A destination in Hendersonville, North Carolina, takes visitors into the early skyways. Aviation has evolved, but many pioneering aircraft survive.
The 1920s-40s are considered the “golden age of aviation.” Barnstormers, daredevils, and stunt pilots—many of them aerial heroes of World War I (1914-18)—buzzed around the United States, struggling to earn a living. They sold joy rides and hired themselves to drop pamphlets and stream banners above public events.
At a museum in Hendersonville, North Carolina, visitors scrutinize up-close some of the flimsy aircraft they flew. They even can climb aboard for a plane or helicopter ride.
The Age of the Self-Made Airplane Pilot
Americans of the Ragtime and Depression eras and into the 1950s were thrilled by the rare approaching buzz of a small plane. If the pilot landed in a field or pastoral “airpatch”—the precursor of the modern airport—locals thronged to the scene. They were keen to scrutinize a machine that could defy gravity and to meet the intrepid aviator.
By World War II (1938-45), people with no military experience were getting into the act. Small, single-prop planes became available for general purchase. So did airplane kits. For a few hundred dollars, enthusiasts could buy a plane kit from a department store, assemble it and teach themselves to fly.
Western North Carolina Air Museum
At the Western North Carolina Air Museum, visitors can see the transition from early planes to modern recreational craft, including ultra-lights. The improvements in design and options are striking—as are the similarities.
Stories woven into aviation history here are fascinating. An example is the museum’s 1930 Curtiss Robin. Douglas Corrigan flew one like it across the Atlantic in 1938. Charles Lindbergh had made the first transatlantic flight years earlier. What was unusual about Corrigan’s adventure was that he did it in defiance of government red tape. Authorities refused to approve his airplane for the trip. Corrigan, therefore, filed a flight plan in Brooklyn, New York, specifying California as his destination. Twenty-eight hours after takeoff, “Wrong Way” Corrigan landed in Ireland.
From the same period is the museum’s Aeronca C-3, dubbed the “Little Bathtub.” Piper Cubs from the 1930s-40s are exhibited.
Also displayed are aviation relics—old flight manuals, photos of historic planes and pilots, airplane models, antiquated engines, and other plane parts.
The Air Museum Is a Volunteer-Driven Project
Founded in 1989, the museum focuses on the Smoky Mountain aviation history of western North Carolina.
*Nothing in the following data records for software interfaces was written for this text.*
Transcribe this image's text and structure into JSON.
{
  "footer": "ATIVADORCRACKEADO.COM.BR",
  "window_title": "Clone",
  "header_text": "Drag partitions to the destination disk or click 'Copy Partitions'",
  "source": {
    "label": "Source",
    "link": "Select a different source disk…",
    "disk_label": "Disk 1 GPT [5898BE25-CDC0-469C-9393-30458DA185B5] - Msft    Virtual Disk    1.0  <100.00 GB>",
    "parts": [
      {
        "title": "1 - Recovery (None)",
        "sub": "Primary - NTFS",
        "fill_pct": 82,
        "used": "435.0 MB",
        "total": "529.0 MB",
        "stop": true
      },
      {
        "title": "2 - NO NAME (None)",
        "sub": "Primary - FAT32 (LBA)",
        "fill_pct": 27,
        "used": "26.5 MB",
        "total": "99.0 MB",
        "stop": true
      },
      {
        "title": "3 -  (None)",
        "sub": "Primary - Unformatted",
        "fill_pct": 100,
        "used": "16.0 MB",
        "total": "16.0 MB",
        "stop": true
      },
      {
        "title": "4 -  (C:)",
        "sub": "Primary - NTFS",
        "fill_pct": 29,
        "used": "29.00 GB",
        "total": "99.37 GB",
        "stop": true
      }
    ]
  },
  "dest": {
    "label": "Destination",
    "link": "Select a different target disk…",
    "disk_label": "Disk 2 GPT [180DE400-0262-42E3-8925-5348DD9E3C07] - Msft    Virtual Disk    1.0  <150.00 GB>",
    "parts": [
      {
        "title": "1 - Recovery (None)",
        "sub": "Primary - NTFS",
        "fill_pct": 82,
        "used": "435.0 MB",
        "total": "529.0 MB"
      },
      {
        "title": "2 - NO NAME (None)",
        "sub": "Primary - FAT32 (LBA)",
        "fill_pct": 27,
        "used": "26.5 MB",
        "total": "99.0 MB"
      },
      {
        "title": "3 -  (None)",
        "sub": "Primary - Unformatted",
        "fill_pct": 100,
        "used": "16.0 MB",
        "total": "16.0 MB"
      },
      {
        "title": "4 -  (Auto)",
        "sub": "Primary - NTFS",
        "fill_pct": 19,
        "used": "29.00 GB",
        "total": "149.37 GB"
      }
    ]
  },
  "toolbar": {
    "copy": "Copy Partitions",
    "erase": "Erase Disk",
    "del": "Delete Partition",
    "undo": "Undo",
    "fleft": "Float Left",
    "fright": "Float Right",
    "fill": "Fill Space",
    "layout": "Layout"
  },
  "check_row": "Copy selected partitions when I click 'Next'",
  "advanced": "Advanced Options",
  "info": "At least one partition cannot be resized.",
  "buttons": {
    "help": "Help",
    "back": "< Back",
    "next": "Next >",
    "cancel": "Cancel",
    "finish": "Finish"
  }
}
On a broader basis, it chronicles the aerial legacy of the entire state—and beyond. Restorations and reproductions are presented alongside original airplanes. Staff are volunteer pilots and lovers of aviation.
The museum defines itself as “The First Air Museum in the ‘First in Flight’ State.” (North Carolina bases its “First in Flight” claim in the Wright brothers’ historic 1903 feat at Kitty Hawk, on the Outer Banks.)
The Western North Carolina Air Museum is housed on Brooklyn Avenue, adjacent to the Hendersonville Airport. It is open, free of charge, Wednesday, Saturday, and Sunday, noon to 5 p.m. (10 to 5 on Saturdays between April and October). Museum members ($30 individual, $40 family) have grill-out meetings the fourth Thursday evening of the month, April through October.
Special events occasionally are scheduled. An Air Fair is presented the first weekend each June (June 5-6, 2010).
For more information, visit the Website or call (828) 698-2482.